at them and for them to smile back. For the waitress
to call us honey when she sets down the bowl of clam chowder,
and for the driver in the red pick-up truck to let us pass.
We have so little of each other, now. So far
from tribe and fire. Only these brief moments of exchange.
What if they are the true dwelling of the holy, these
fleeting temples we make together when we say, “Here,
have my seat,” “Go ahead—you first,” “I like your hat.”
I often think about small kindnesses, the simplicity and ease of them. How they are not as rare as they may seem when you stop to notice. But to put them together in a poem, now that’s a kindness in itself. My thanks to my lovely friend Margaret who first alerted me to this treasure.
The poet gives us such ordinary examples that I think we can all relate to: people pulling in their legs to let you by, saying ‘bless you’, picking up spilled lemons (or anything that rolls across the floor when dropped!). Mostly we don’t want to harm each other. It’s true, despite apparent evidence to the contrary in the news, we do not wish harm.

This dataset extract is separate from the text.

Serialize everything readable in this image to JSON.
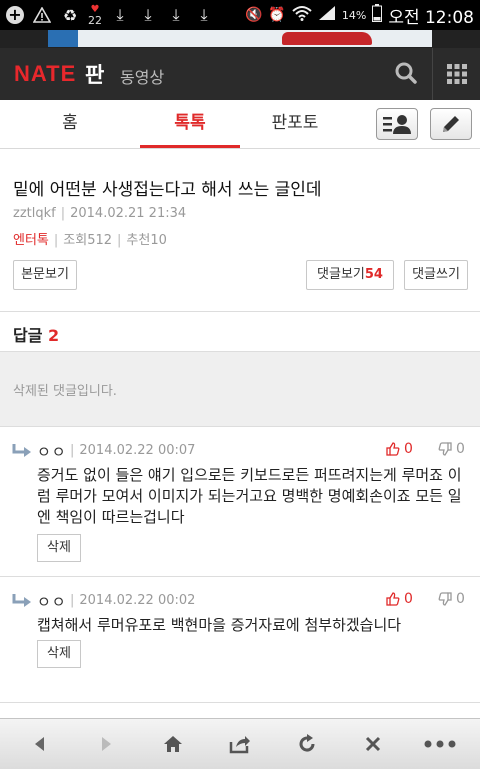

To say thank you for the cup of hot coffee, smile and be smiled at. To be called honey at the diner, for the driver to let us pass. We have so little of each other, now. So far / from tribe and fire. The news, what we mainly hear, is divisive, separating us from one another, our tribe, our humanity. These gestures draw us together around the fire, small daily communities of connection.
Only these brief moments of exchange – these small kindnesses are available to us in every moment when we pay attention to our words and actions, to those of others around us. She tells us we make these fleeting temples together when we act and speak with kindness and it is their everydayness, their simplicity that draw us together, tiny prayers for living life well.
Go ahead – you first.